As it took shape, pubs, lodges and sex workers mushroomed in every corner of Zalewa.
Cross-border drivers prefer parking at Zalewa to the Mwanza border town.
“Zalewa is self-contained. You get what you want without,” said a driver whose tanker hauls fuel from the Indian Ocean port of Beira in Mozambique.
The attractions include beer and transactional sex, an escape for mobile workers who spend weeks without seeing their homes stable sexual partners.
For sex workers, competition is getting rough and safe sex is not guaranteed.
There is no time to sleep, says the woman waiting for her third born.
“My pregnancy is advanced and backaches frequent, but I still go out because I will starve if I take a break,” she said.
The hand-to-mouth lifestyle mirrors desperation. Some women confessed engaging in transactional sex until they give birth.
All interviewees said they know a peer who experienced labour pains while hanging around and returned to the pubs barely a week after giving birth.
Some men find quickies with pregnant partners “really hot”, they say.
But the sex workers say they have no choice.
“We have accommodation bills to foot, our stomachs and children to feed. We have dependents too,” said Chrissie whom we found on the prowl.
The sex workers sleep with up to four clients a night, they say.

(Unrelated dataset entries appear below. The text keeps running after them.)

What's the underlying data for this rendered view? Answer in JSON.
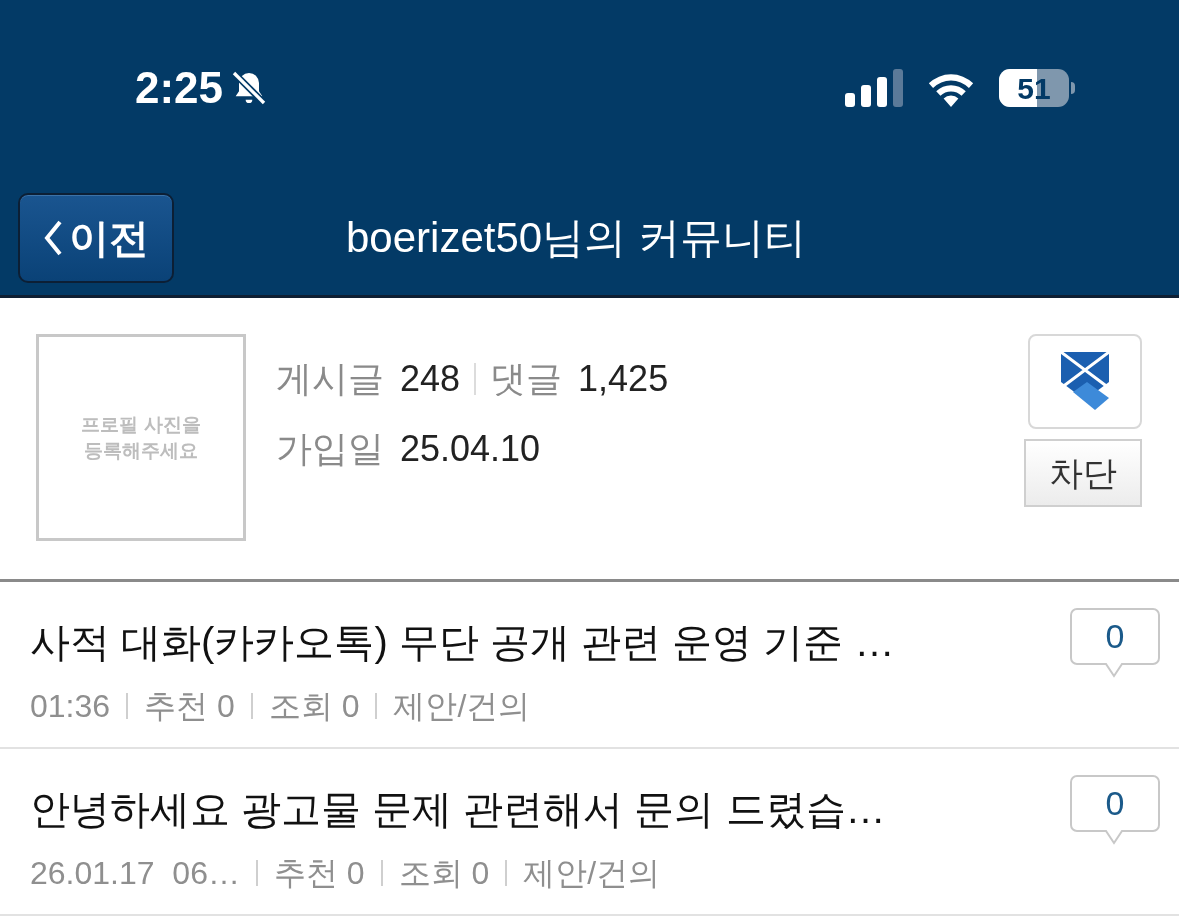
{
  "status_bar": {
    "time": "2:25",
    "battery": "51"
  },
  "nav": {
    "back": "이전",
    "title": "boerizet50님의 커뮤니티"
  },
  "profile": {
    "photo_placeholder": "프로필 사진을\n등록해주세요",
    "stats": [
      {
        "label": "게시글",
        "value": "248"
      },
      {
        "label": "댓글",
        "value": "1,425"
      }
    ],
    "joined": {
      "label": "가입일",
      "value": "25.04.10"
    },
    "block_button": "차단"
  },
  "posts": [
    {
      "title": "사적 대화(카카오톡) 무단 공개 관련 운영 기준 …",
      "date": "01:36",
      "recommend": "추천 0",
      "views": "조회 0",
      "category": "제안/건의",
      "comments": "0"
    },
    {
      "title": "안녕하세요 광고물 문제 관련해서 문의 드렸습…",
      "date": "26.01.17  06…",
      "recommend": "추천 0",
      "views": "조회 0",
      "category": "제안/건의",
      "comments": "0"
    }
  ]
}
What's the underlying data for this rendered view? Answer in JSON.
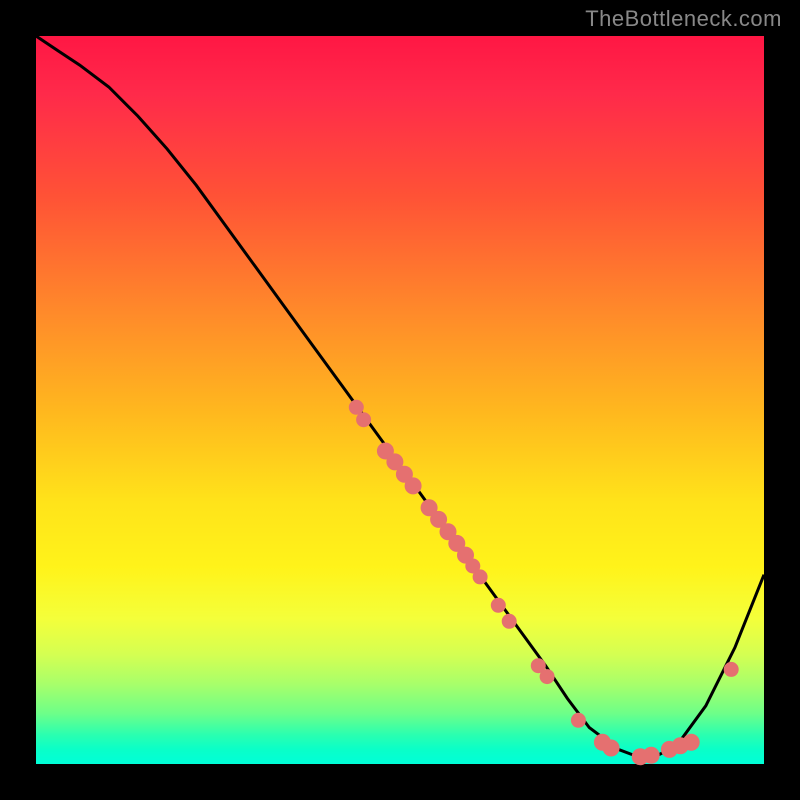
{
  "watermark": "TheBottleneck.com",
  "chart_data": {
    "type": "line",
    "title": "",
    "xlabel": "",
    "ylabel": "",
    "xlim": [
      0,
      100
    ],
    "ylim": [
      0,
      100
    ],
    "series": [
      {
        "name": "curve",
        "x_pct": [
          0,
          3,
          6,
          10,
          14,
          18,
          22,
          26,
          30,
          34,
          38,
          42,
          46,
          50,
          54,
          58,
          62,
          66,
          70,
          73,
          76,
          80,
          84,
          88,
          92,
          96,
          100
        ],
        "y_pct": [
          100,
          98,
          96,
          93,
          89,
          84.5,
          79.5,
          74,
          68.5,
          63,
          57.5,
          52,
          46.5,
          41,
          35.5,
          30,
          24.5,
          19,
          13.5,
          9,
          5,
          2,
          0.5,
          2.5,
          8,
          16,
          26
        ]
      }
    ],
    "dots": [
      {
        "x_pct": 44.0,
        "y_pct": 49.0,
        "r": 7
      },
      {
        "x_pct": 45.0,
        "y_pct": 47.3,
        "r": 7
      },
      {
        "x_pct": 48.0,
        "y_pct": 43.0,
        "r": 8
      },
      {
        "x_pct": 49.3,
        "y_pct": 41.5,
        "r": 8
      },
      {
        "x_pct": 50.6,
        "y_pct": 39.8,
        "r": 8
      },
      {
        "x_pct": 51.8,
        "y_pct": 38.2,
        "r": 8
      },
      {
        "x_pct": 54.0,
        "y_pct": 35.2,
        "r": 8
      },
      {
        "x_pct": 55.3,
        "y_pct": 33.6,
        "r": 8
      },
      {
        "x_pct": 56.6,
        "y_pct": 31.9,
        "r": 8
      },
      {
        "x_pct": 57.8,
        "y_pct": 30.3,
        "r": 8
      },
      {
        "x_pct": 59.0,
        "y_pct": 28.7,
        "r": 8
      },
      {
        "x_pct": 60.0,
        "y_pct": 27.2,
        "r": 7
      },
      {
        "x_pct": 61.0,
        "y_pct": 25.7,
        "r": 7
      },
      {
        "x_pct": 63.5,
        "y_pct": 21.8,
        "r": 7
      },
      {
        "x_pct": 65.0,
        "y_pct": 19.6,
        "r": 7
      },
      {
        "x_pct": 69.0,
        "y_pct": 13.5,
        "r": 7
      },
      {
        "x_pct": 70.2,
        "y_pct": 12.0,
        "r": 7
      },
      {
        "x_pct": 74.5,
        "y_pct": 6.0,
        "r": 7
      },
      {
        "x_pct": 77.8,
        "y_pct": 3.0,
        "r": 8
      },
      {
        "x_pct": 79.0,
        "y_pct": 2.2,
        "r": 8
      },
      {
        "x_pct": 83.0,
        "y_pct": 1.0,
        "r": 8
      },
      {
        "x_pct": 84.5,
        "y_pct": 1.2,
        "r": 8
      },
      {
        "x_pct": 87.0,
        "y_pct": 2.0,
        "r": 8
      },
      {
        "x_pct": 88.5,
        "y_pct": 2.5,
        "r": 8
      },
      {
        "x_pct": 90.0,
        "y_pct": 3.0,
        "r": 8
      },
      {
        "x_pct": 95.5,
        "y_pct": 13.0,
        "r": 7
      }
    ],
    "colors": {
      "curve": "#000000",
      "dot_fill": "#e57070",
      "gradient_top": "#ff1744",
      "gradient_mid": "#ffe31a",
      "gradient_bottom": "#00ffd8"
    }
  }
}
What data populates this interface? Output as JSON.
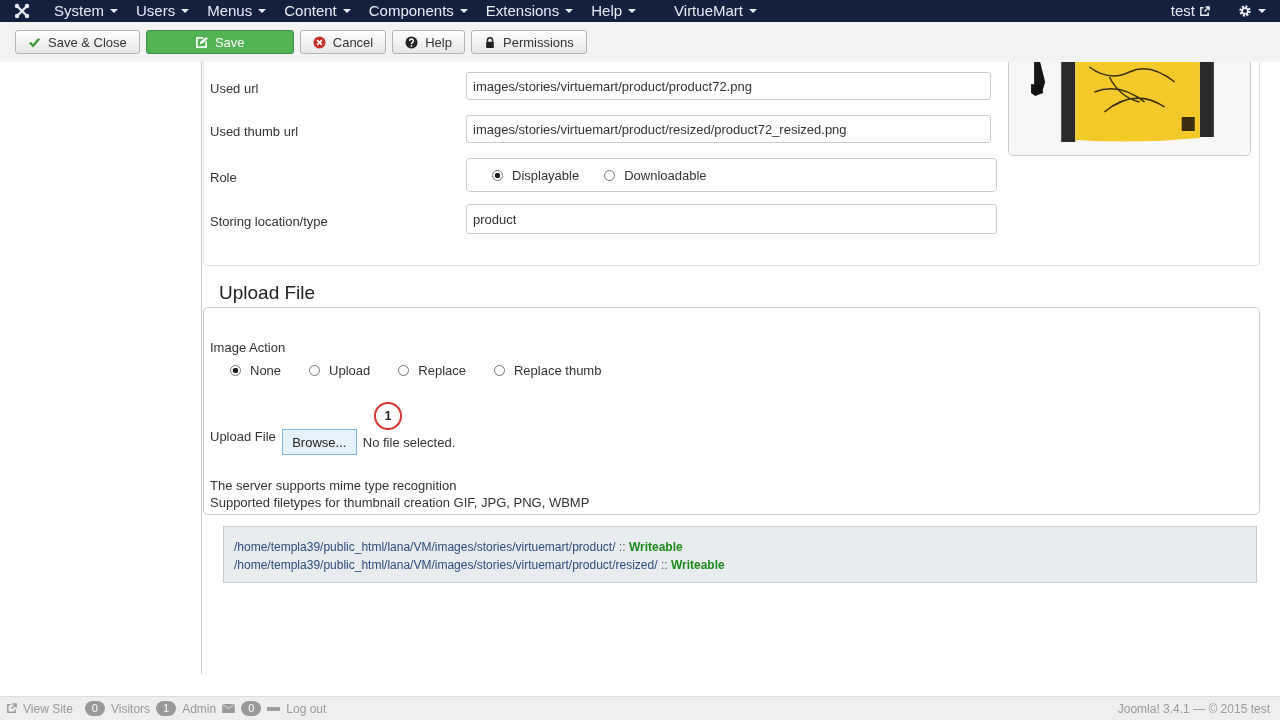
{
  "navbar": {
    "menus": [
      "System",
      "Users",
      "Menus",
      "Content",
      "Components",
      "Extensions",
      "Help",
      "VirtueMart"
    ],
    "user": "test"
  },
  "toolbar": [
    {
      "label": "Save & Close",
      "kind": "check",
      "primary": false
    },
    {
      "label": "Save",
      "kind": "edit",
      "primary": true
    },
    {
      "label": "Cancel",
      "kind": "cancel",
      "primary": false
    },
    {
      "label": "Help",
      "kind": "help",
      "primary": false
    },
    {
      "label": "Permissions",
      "kind": "lock",
      "primary": false
    }
  ],
  "media": {
    "fields": [
      {
        "kind": "text",
        "label": "Used url",
        "value": "images/stories/virtuemart/product/product72.png"
      },
      {
        "kind": "text",
        "label": "Used thumb url",
        "value": "images/stories/virtuemart/product/resized/product72_resized.png"
      },
      {
        "kind": "radio",
        "label": "Role",
        "options": [
          {
            "label": "Displayable",
            "selected": true
          },
          {
            "label": "Downloadable",
            "selected": false
          }
        ]
      },
      {
        "kind": "text",
        "label": "Storing location/type",
        "value": "product"
      }
    ]
  },
  "upload": {
    "legend": "Upload File",
    "action_label": "Image Action",
    "actions": [
      {
        "label": "None",
        "selected": true
      },
      {
        "label": "Upload",
        "selected": false
      },
      {
        "label": "Replace",
        "selected": false
      },
      {
        "label": "Replace thumb",
        "selected": false
      }
    ],
    "file_label": "Upload File",
    "browse": "Browse...",
    "file_status": "No file selected.",
    "callout": "1",
    "notes": [
      "The server supports mime type recognition",
      "Supported filetypes for thumbnail creation GIF, JPG, PNG, WBMP"
    ]
  },
  "paths": [
    {
      "path": "/home/templa39/public_html/lana/VM/images/stories/virtuemart/product/",
      "sep": "::",
      "status": "Writeable"
    },
    {
      "path": "/home/templa39/public_html/lana/VM/images/stories/virtuemart/product/resized/",
      "sep": "::",
      "status": "Writeable"
    }
  ],
  "status_bar": {
    "view_site": "View Site",
    "visitors_count": "0",
    "visitors": "Visitors",
    "admin_count": "1",
    "admin": "Admin",
    "messages_count": "0",
    "logout": "Log out",
    "version": "Joomla! 3.4.1 — © 2015 test"
  }
}
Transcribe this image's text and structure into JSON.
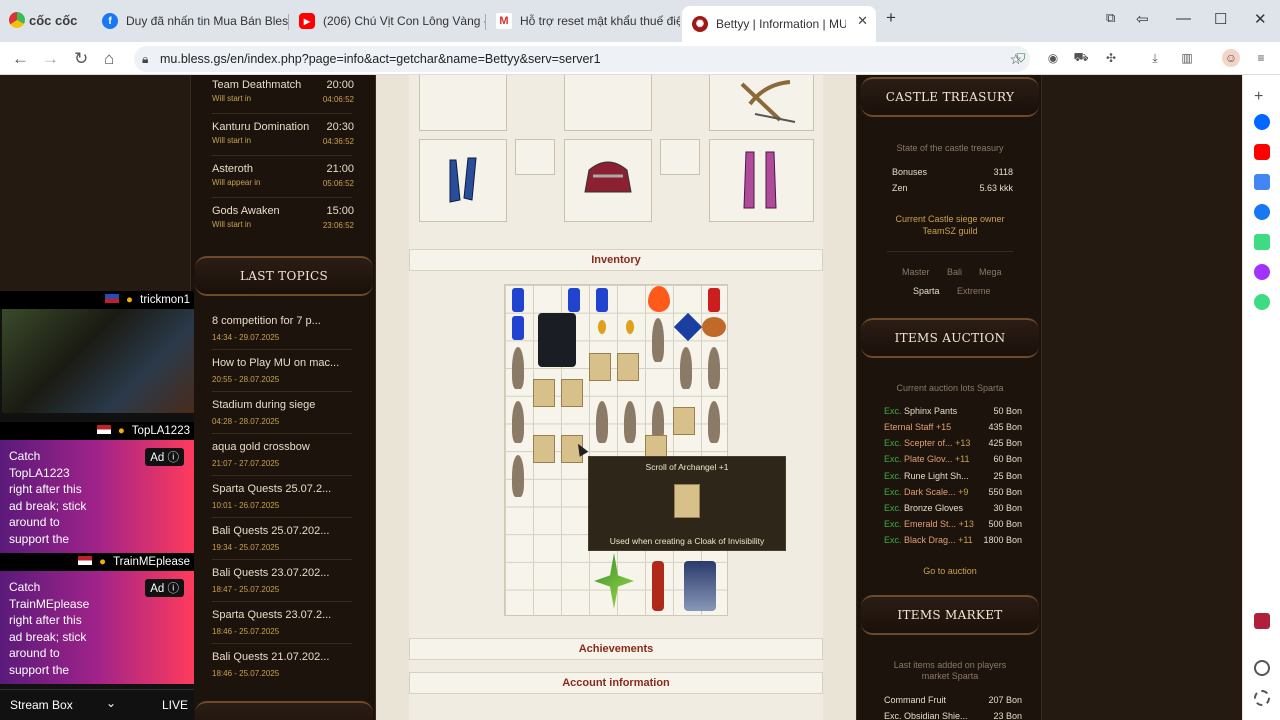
{
  "browser": {
    "brand": "cốc cốc",
    "tabs": [
      {
        "label": "Duy đã nhấn tin Mua Bán Bless",
        "icon": "facebook-icon",
        "color": "#1877f2"
      },
      {
        "label": "(206) Chú Vịt Con Lông Vàng - N",
        "icon": "youtube-icon",
        "color": "#ff0000"
      },
      {
        "label": "Hỗ trợ reset mật khẩu thuế điện",
        "icon": "gmail-icon",
        "color": "#d93025"
      },
      {
        "label": "Bettyy | Information | MU Bl",
        "icon": "site-icon",
        "color": "#a01818"
      }
    ],
    "url": "mu.bless.gs/en/index.php?page=info&act=getchar&name=Bettyy&serv=server1"
  },
  "events": [
    {
      "name": "Team Deathmatch",
      "time": "20:00",
      "status": "Will start in",
      "countdown": "04:06:52"
    },
    {
      "name": "Kanturu Domination",
      "time": "20:30",
      "status": "Will start in",
      "countdown": "04:36:52"
    },
    {
      "name": "Asteroth",
      "time": "21:00",
      "status": "Will appear in",
      "countdown": "05:06:52"
    },
    {
      "name": "Gods Awaken",
      "time": "15:00",
      "status": "Will start in",
      "countdown": "23:06:52"
    }
  ],
  "last_topics": {
    "title": "LAST TOPICS",
    "items": [
      {
        "title": "8 competition for 7 p...",
        "date": "14:34 - 29.07.2025"
      },
      {
        "title": "How to Play MU on mac...",
        "date": "20:55 - 28.07.2025"
      },
      {
        "title": "Stadium during siege",
        "date": "04:28 - 28.07.2025"
      },
      {
        "title": "aqua gold crossbow",
        "date": "21:07 - 27.07.2025"
      },
      {
        "title": "Sparta Quests 25.07.2...",
        "date": "10:01 - 26.07.2025"
      },
      {
        "title": "Bali Quests 25.07.202...",
        "date": "19:34 - 25.07.2025"
      },
      {
        "title": "Bali Quests 23.07.202...",
        "date": "18:47 - 25.07.2025"
      },
      {
        "title": "Sparta Quests 23.07.2...",
        "date": "18:46 - 25.07.2025"
      },
      {
        "title": "Bali Quests 21.07.202...",
        "date": "18:46 - 25.07.2025"
      }
    ]
  },
  "center": {
    "inventory_title": "Inventory",
    "achievements_title": "Achievements",
    "account_title": "Account information",
    "tooltip": {
      "title": "Scroll of Archangel +1",
      "desc": "Used when creating a Cloak of Invisibility"
    }
  },
  "castle": {
    "title": "CASTLE TREASURY",
    "subtitle": "State of the castle treasury",
    "bonuses_label": "Bonuses",
    "bonuses_value": "3118",
    "zen_label": "Zen",
    "zen_value": "5.63 kkk",
    "owner_line1": "Current Castle siege owner",
    "owner_line2": "TeamSZ guild",
    "servers": [
      "Master",
      "Bali",
      "Mega",
      "Sparta",
      "Extreme"
    ]
  },
  "auction": {
    "title": "ITEMS AUCTION",
    "subtitle": "Current auction lots Sparta",
    "items": [
      {
        "prefix": "Exc.",
        "name": "Sphinx Pants",
        "suffix": "",
        "price": "50 Bon"
      },
      {
        "prefix": "",
        "name": "Eternal Staff +15",
        "suffix": "",
        "price": "435 Bon"
      },
      {
        "prefix": "Exc.",
        "name": "Scepter of...",
        "suffix": " +13",
        "price": "425 Bon"
      },
      {
        "prefix": "Exc.",
        "name": "Plate Glov...",
        "suffix": " +11",
        "price": "60 Bon"
      },
      {
        "prefix": "Exc.",
        "name": "Rune Light Sh...",
        "suffix": "",
        "price": "25 Bon"
      },
      {
        "prefix": "Exc.",
        "name": "Dark Scale...",
        "suffix": " +9",
        "price": "550 Bon"
      },
      {
        "prefix": "Exc.",
        "name": "Bronze Gloves",
        "suffix": "",
        "price": "30 Bon"
      },
      {
        "prefix": "Exc.",
        "name": "Emerald St...",
        "suffix": " +13",
        "price": "500 Bon"
      },
      {
        "prefix": "Exc.",
        "name": "Black Drag...",
        "suffix": " +11",
        "price": "1800 Bon"
      }
    ],
    "link": "Go to auction"
  },
  "market": {
    "title": "ITEMS MARKET",
    "subtitle1": "Last items added on players",
    "subtitle2": "market Sparta",
    "items": [
      {
        "name": "Command Fruit",
        "price": "207 Bon"
      },
      {
        "name": "Exc. Obsidian Shie...",
        "price": "23 Bon"
      }
    ]
  },
  "stream": {
    "user1": "trickmon1",
    "user2": "TopLA1223",
    "user3": "TrainMEplease",
    "ad1": "Catch\nTopLA1223\nright after this\nad break; stick\naround to\nsupport the",
    "ad2": "Catch\nTrainMEplease\nright after this\nad break; stick\naround to\nsupport the",
    "ad_badge": "Ad",
    "streambox": "Stream Box",
    "live": "LIVE"
  }
}
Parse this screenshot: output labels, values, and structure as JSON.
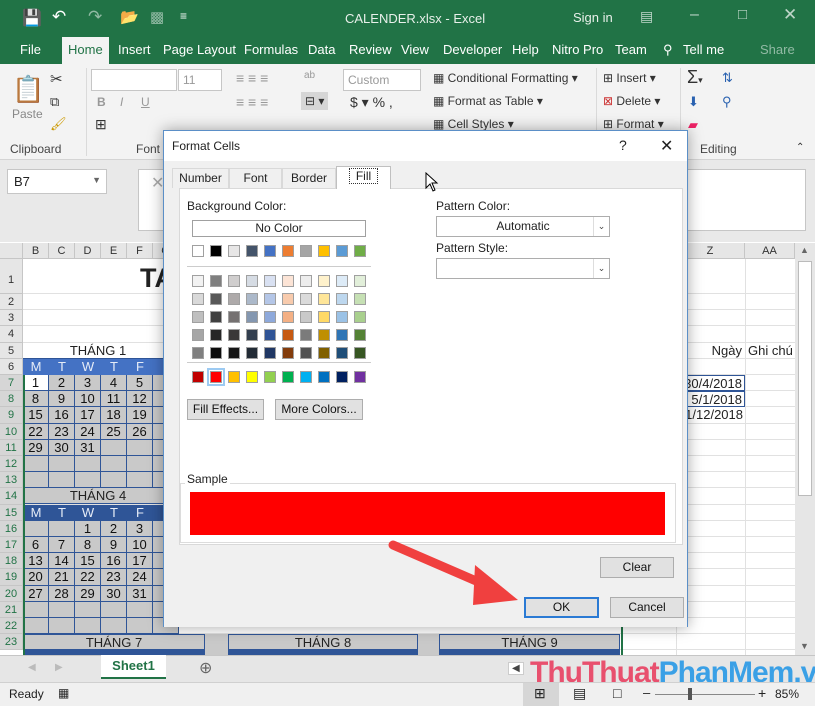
{
  "window": {
    "title": "CALENDER.xlsx  -  Excel",
    "sign_in": "Sign in"
  },
  "ribbon_tabs": [
    "File",
    "Home",
    "Insert",
    "Page Layout",
    "Formulas",
    "Data",
    "Review",
    "View",
    "Developer",
    "Help",
    "Nitro Pro",
    "Team",
    "Tell me",
    "Share"
  ],
  "ribbon": {
    "paste": "Paste",
    "font_size": "11",
    "number_format": "Custom",
    "conditional_formatting": "Conditional Formatting",
    "format_as_table": "Format as Table",
    "cell_styles": "Cell Styles",
    "insert": "Insert",
    "delete": "Delete",
    "format": "Format",
    "groups": {
      "clipboard": "Clipboard",
      "font": "Font",
      "editing": "Editing"
    }
  },
  "name_box": "B7",
  "columns_left": [
    "B",
    "C",
    "D",
    "E",
    "F",
    "G"
  ],
  "columns_right": [
    "Z",
    "AA"
  ],
  "rows": [
    "1",
    "2",
    "3",
    "4",
    "5",
    "6",
    "7",
    "8",
    "9",
    "10",
    "11",
    "12",
    "13",
    "14",
    "15",
    "16",
    "17",
    "18",
    "19",
    "20",
    "21",
    "22",
    "23"
  ],
  "sheet": {
    "title_fragment": "TA",
    "month1": {
      "label": "THÁNG 1",
      "days": [
        "M",
        "T",
        "W",
        "T",
        "F"
      ],
      "weeks": [
        [
          "1",
          "2",
          "3",
          "4",
          "5"
        ],
        [
          "8",
          "9",
          "10",
          "11",
          "12"
        ],
        [
          "15",
          "16",
          "17",
          "18",
          "19"
        ],
        [
          "22",
          "23",
          "24",
          "25",
          "26"
        ],
        [
          "29",
          "30",
          "31",
          "",
          ""
        ]
      ]
    },
    "month4": {
      "label": "THÁNG 4",
      "days": [
        "M",
        "T",
        "W",
        "T",
        "F"
      ],
      "weeks": [
        [
          "",
          "",
          "1",
          "2",
          "3"
        ],
        [
          "6",
          "7",
          "8",
          "9",
          "10"
        ],
        [
          "13",
          "14",
          "15",
          "16",
          "17"
        ],
        [
          "20",
          "21",
          "22",
          "23",
          "24"
        ],
        [
          "27",
          "28",
          "29",
          "30",
          "31"
        ]
      ]
    },
    "month7": "THÁNG 7",
    "month8": "THÁNG 8",
    "month9": "THÁNG 9",
    "right_header_date": "Ngày",
    "right_header_note": "Ghi chú",
    "dates": [
      "30/4/2018",
      "5/1/2018",
      "1/12/2018"
    ]
  },
  "sheet_tab": "Sheet1",
  "status": {
    "ready": "Ready",
    "zoom": "85%",
    "zoom_level_percent": 85
  },
  "dialog": {
    "title": "Format Cells",
    "help": "?",
    "tabs": [
      "Number",
      "Font",
      "Border",
      "Fill"
    ],
    "active_tab": "Fill",
    "background_color_label": "Background Color:",
    "no_color": "No Color",
    "theme_row": [
      "#FFFFFF",
      "#000000",
      "#E7E6E6",
      "#44546A",
      "#4472C4",
      "#ED7D31",
      "#A5A5A5",
      "#FFC000",
      "#5B9BD5",
      "#70AD47"
    ],
    "tint_rows": [
      [
        "#F2F2F2",
        "#7F7F7F",
        "#D0CECE",
        "#D6DCE4",
        "#D9E1F2",
        "#FCE4D6",
        "#EDEDED",
        "#FFF2CC",
        "#DDEBF7",
        "#E2EFDA"
      ],
      [
        "#D9D9D9",
        "#595959",
        "#AEAAAA",
        "#ACB9CA",
        "#B4C6E7",
        "#F8CBAD",
        "#DBDBDB",
        "#FFE699",
        "#BDD7EE",
        "#C6E0B4"
      ],
      [
        "#BFBFBF",
        "#404040",
        "#757171",
        "#8497B0",
        "#8EA9DB",
        "#F4B084",
        "#C9C9C9",
        "#FFD966",
        "#9BC2E6",
        "#A9D08E"
      ],
      [
        "#A6A6A6",
        "#262626",
        "#3A3838",
        "#333F4F",
        "#305496",
        "#C65911",
        "#7B7B7B",
        "#BF8F00",
        "#2F75B5",
        "#548235"
      ],
      [
        "#808080",
        "#0D0D0D",
        "#161616",
        "#222B35",
        "#203764",
        "#833C0C",
        "#525252",
        "#806000",
        "#1F4E78",
        "#375623"
      ]
    ],
    "standard_row": [
      "#C00000",
      "#FF0000",
      "#FFC000",
      "#FFFF00",
      "#92D050",
      "#00B050",
      "#00B0F0",
      "#0070C0",
      "#002060",
      "#7030A0"
    ],
    "selected_color": "#FF0000",
    "fill_effects": "Fill Effects...",
    "more_colors": "More Colors...",
    "pattern_color_label": "Pattern Color:",
    "pattern_color_value": "Automatic",
    "pattern_style_label": "Pattern Style:",
    "pattern_style_value": "",
    "sample_label": "Sample",
    "clear": "Clear",
    "ok": "OK",
    "cancel": "Cancel"
  },
  "watermark": "ThuThuatPhanMem.vn",
  "colors": {
    "excel_green": "#217346",
    "calendar_blue": "#4472C4",
    "sample": "#FF0000"
  }
}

Their babies and bulges expose risky sexual tendencies associated with STIs and HIV infections.
Mwanza district health officer Nelson Piringu is worried about rising incidence of STIs, unintended pregnancies, and HIV infections.
The Ministry of Health is working with Partners in Health (PIH) and Doctors Without Borders to empower the sex workers with business loans and skills as well as HIV and Aids information, preventive measures and treatment.
“If you protect one sex worker, you will save her and clients,” says PIH corridor project programme coordinator Russell Msiska.
PIH runs a clinic at Zalewa where the underground population access counselling, condoms, antiretroviral drugs and family planning methods.
In their safe space, they meet monthly to share business skills and ways to save.
“Zalewa is a unique meeting place for mobile workers,” says Msiska. “The Corridor Project aims to empower the sex workers to avoid contracting and spreading STIs and HIV.”
The sex workers have formed an alliance whose members have received training in running business and saving.
They use their business groups and meetings to encourage each other to take HIV testing and adhere to treatment.
This is part of the 90:90:90 agenda—a global race, backed by UNAids, to ensure 90 percent of people with HIV know their status, 90 percent of those who test positive get treatment and 90 percent of ARV recipients remain on treatment for suppressed viral load.
Interestingly, most of the sex workers, linked with microfinance institutions for business loans, are undercover change agents.
They provide condoms, contraceptives and pep talk among the night queens, drivers, cross-border traders and other clients.